● What is needed:
Lines holding the word "title" are the ones to copy from the data below.

● Input:

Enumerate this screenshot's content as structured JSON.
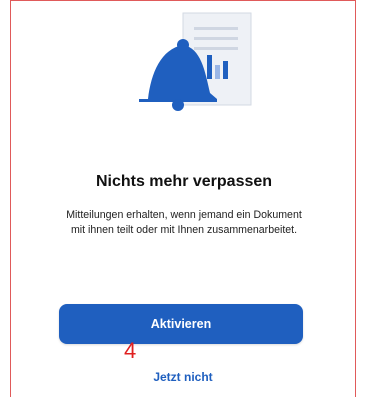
{
  "dialog": {
    "title": "Nichts mehr verpassen",
    "description": "Mitteilungen erhalten, wenn jemand ein Dokument mit ihnen teilt oder mit Ihnen zusammenarbeitet.",
    "primary_button": "Aktivieren",
    "secondary_link": "Jetzt nicht"
  },
  "annotation": {
    "marker": "4"
  },
  "illustration": {
    "icons": [
      "bell-icon",
      "document-icon",
      "bar-chart-icon"
    ],
    "colors": {
      "bell": "#1f5fbf",
      "document": "#eef1f6",
      "chart_dark": "#1f5fbf",
      "chart_light": "#9ab6e6"
    }
  },
  "colors": {
    "accent": "#1f5fbf",
    "frame": "#e05a5a",
    "marker": "#e02020"
  }
}
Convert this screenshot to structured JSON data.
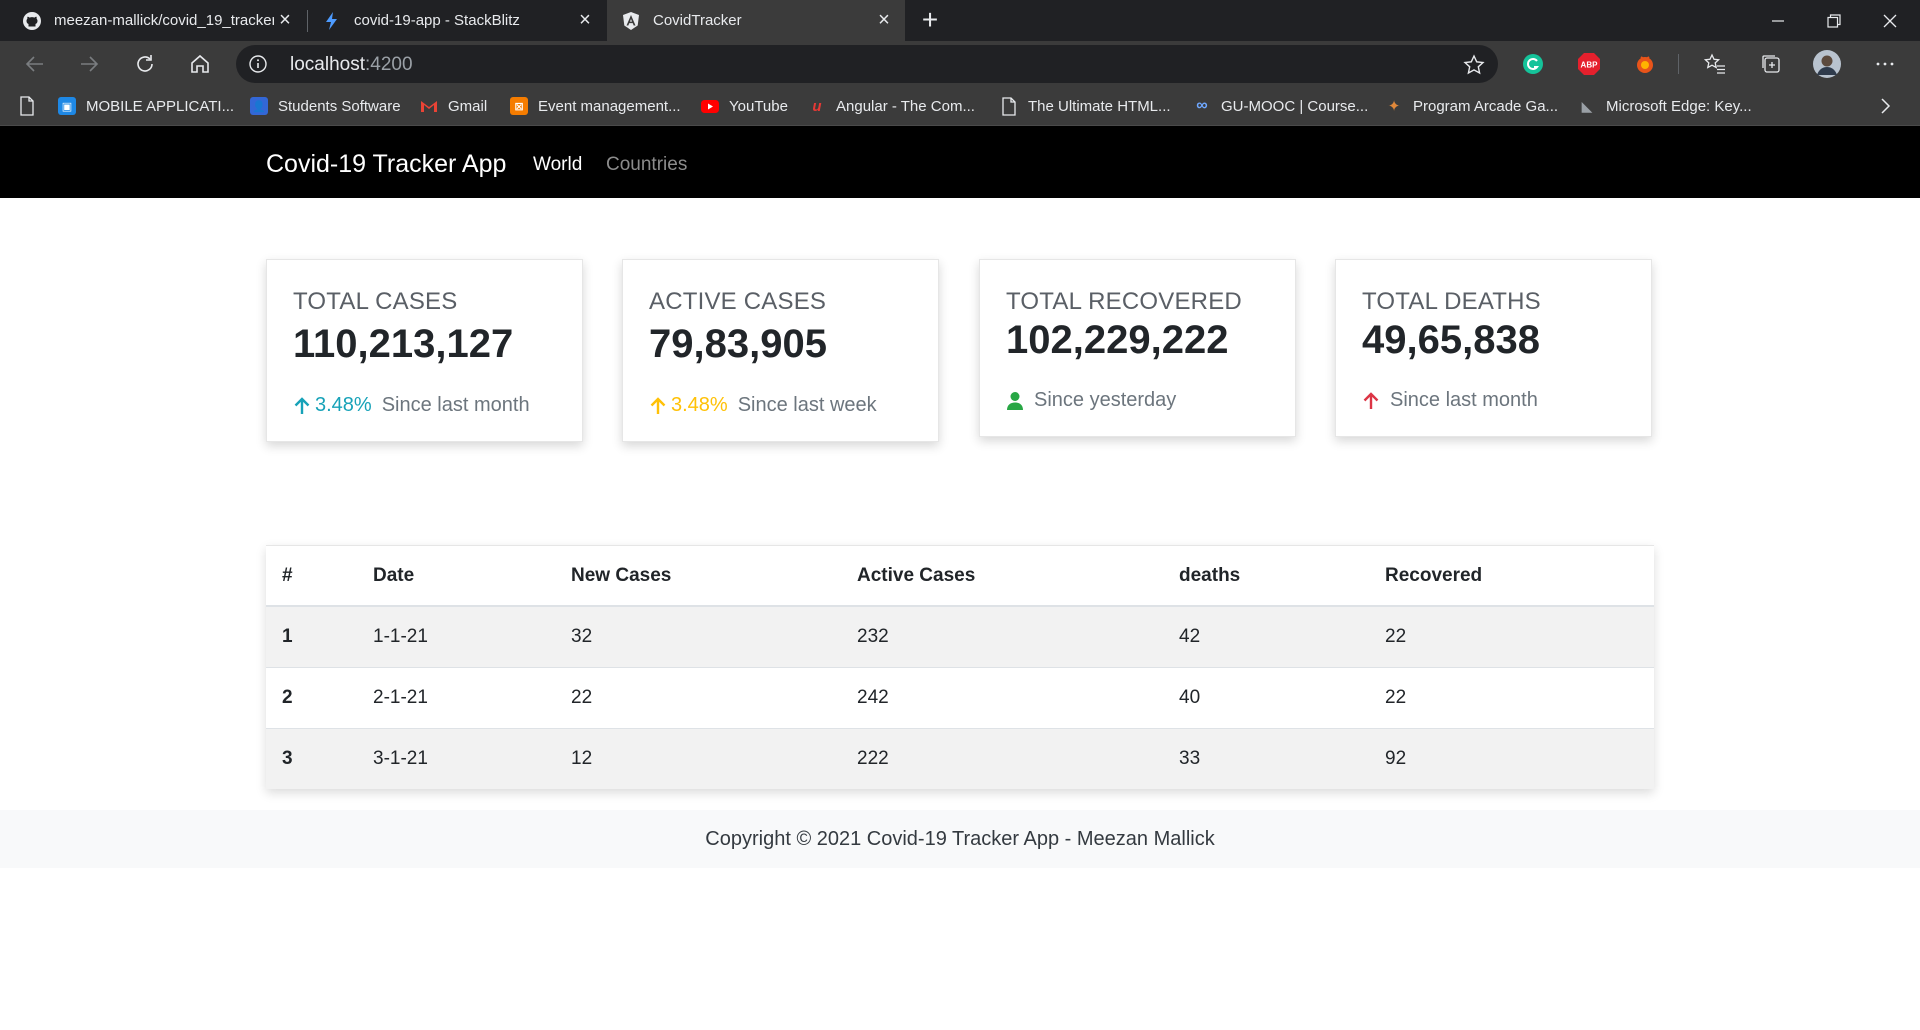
{
  "browser": {
    "tabs": [
      {
        "title": "meezan-mallick/covid_19_tracker",
        "icon": "github-icon"
      },
      {
        "title": "covid-19-app - StackBlitz",
        "icon": "stackblitz-icon"
      },
      {
        "title": "CovidTracker",
        "icon": "angular-icon"
      }
    ],
    "url_host": "localhost",
    "url_port": ":4200",
    "bookmarks": [
      "MOBILE APPLICATI...",
      "Students Software",
      "Gmail",
      "Event management...",
      "YouTube",
      "Angular - The Com...",
      "The Ultimate HTML...",
      "GU-MOOC | Course...",
      "Program Arcade Ga...",
      "Microsoft Edge: Key..."
    ],
    "extensions": {
      "abp_label": "ABP"
    }
  },
  "app": {
    "brand": "Covid-19 Tracker App",
    "nav": {
      "world": "World",
      "countries": "Countries"
    }
  },
  "cards": [
    {
      "title": "TOTAL CASES",
      "value": "110,213,127",
      "percent": "3.48%",
      "since": "Since last month",
      "color": "#17a2b8",
      "icon": "arrow-up-icon"
    },
    {
      "title": "ACTIVE CASES",
      "value": "79,83,905",
      "percent": "3.48%",
      "since": "Since last week",
      "color": "#ffc107",
      "icon": "arrow-up-icon"
    },
    {
      "title": "TOTAL RECOVERED",
      "value": "102,229,222",
      "percent": "",
      "since": "Since yesterday",
      "color": "#28a745",
      "icon": "user-icon"
    },
    {
      "title": "TOTAL DEATHS",
      "value": "49,65,838",
      "percent": "",
      "since": "Since last month",
      "color": "#dc3545",
      "icon": "arrow-up-icon"
    }
  ],
  "table": {
    "headers": [
      "#",
      "Date",
      "New Cases",
      "Active Cases",
      "deaths",
      "Recovered"
    ],
    "rows": [
      [
        "1",
        "1-1-21",
        "32",
        "232",
        "42",
        "22"
      ],
      [
        "2",
        "2-1-21",
        "22",
        "242",
        "40",
        "22"
      ],
      [
        "3",
        "3-1-21",
        "12",
        "222",
        "33",
        "92"
      ]
    ]
  },
  "footer": {
    "copyright": "Copyright © 2021 Covid-19 Tracker App - Meezan Mallick"
  }
}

● Result:
    "title": "Nichts mehr verpassen",
        "title": "meezan-mallick/covid_19_tracker",
        "title": "covid-19-app - StackBlitz",
        "title": "CovidTracker",
      "title": "TOTAL CASES",
      "title": "ACTIVE CASES",
      "title": "TOTAL RECOVERED",
      "title": "TOTAL DEATHS",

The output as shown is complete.